Records supplied below:
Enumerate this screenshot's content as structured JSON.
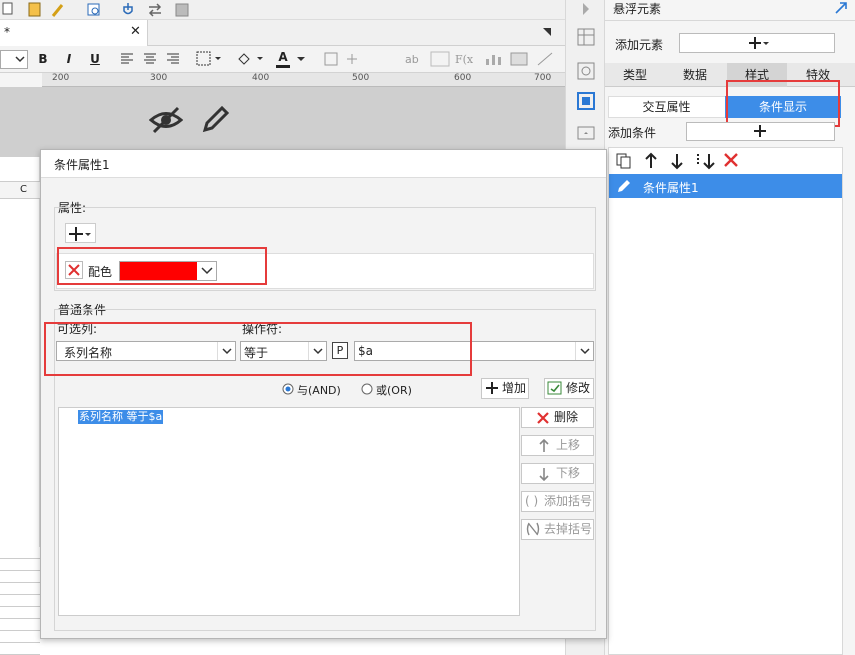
{
  "editor": {
    "tab_title": "*",
    "fmt": {
      "bold": "B",
      "italic": "I",
      "underline": "U",
      "font_color": "A"
    },
    "ruler_marks": [
      "200",
      "300",
      "400",
      "500",
      "600",
      "700"
    ],
    "column_header": "C"
  },
  "right_panel": {
    "title": "悬浮元素",
    "add_element_label": "添加元素",
    "tabs": [
      "类型",
      "数据",
      "样式",
      "特效"
    ],
    "subtabs": [
      "交互属性",
      "条件显示"
    ],
    "add_condition_label": "添加条件",
    "condition_items": [
      "条件属性1"
    ]
  },
  "dialog": {
    "title": "条件属性1",
    "attributes_label": "属性:",
    "attribute": {
      "name": "配色",
      "color": "#ff0000"
    },
    "normal_condition_label": "普通条件",
    "column_label": "可选列:",
    "column_value": "系列名称",
    "operator_label": "操作符:",
    "operator_value": "等于",
    "param_badge": "P",
    "value_text": "$a",
    "radio_and": "与(AND)",
    "radio_or": "或(OR)",
    "add_button": "增加",
    "modify_button": "修改",
    "delete_button": "删除",
    "move_up_button": "上移",
    "move_down_button": "下移",
    "add_bracket_button": "添加括号",
    "remove_bracket_button": "去掉括号",
    "condition_list": [
      "系列名称 等于$a"
    ]
  },
  "colors": {
    "accent": "#3d8de8",
    "highlight_box": "#e53b3b",
    "delete": "#e03030"
  }
}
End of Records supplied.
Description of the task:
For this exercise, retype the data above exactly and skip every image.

Answer section:
Enumerate this screenshot's content as structured JSON.
{
  "editor": {
    "tab_title": "*",
    "fmt": {
      "bold": "B",
      "italic": "I",
      "underline": "U",
      "font_color": "A"
    },
    "ruler_marks": [
      "200",
      "300",
      "400",
      "500",
      "600",
      "700"
    ],
    "column_header": "C"
  },
  "right_panel": {
    "title": "悬浮元素",
    "add_element_label": "添加元素",
    "tabs": [
      "类型",
      "数据",
      "样式",
      "特效"
    ],
    "subtabs": [
      "交互属性",
      "条件显示"
    ],
    "add_condition_label": "添加条件",
    "condition_items": [
      "条件属性1"
    ]
  },
  "dialog": {
    "title": "条件属性1",
    "attributes_label": "属性:",
    "attribute": {
      "name": "配色",
      "color": "#ff0000"
    },
    "normal_condition_label": "普通条件",
    "column_label": "可选列:",
    "column_value": "系列名称",
    "operator_label": "操作符:",
    "operator_value": "等于",
    "param_badge": "P",
    "value_text": "$a",
    "radio_and": "与(AND)",
    "radio_or": "或(OR)",
    "add_button": "增加",
    "modify_button": "修改",
    "delete_button": "删除",
    "move_up_button": "上移",
    "move_down_button": "下移",
    "add_bracket_button": "添加括号",
    "remove_bracket_button": "去掉括号",
    "condition_list": [
      "系列名称 等于$a"
    ]
  },
  "colors": {
    "accent": "#3d8de8",
    "highlight_box": "#e53b3b",
    "delete": "#e03030"
  }
}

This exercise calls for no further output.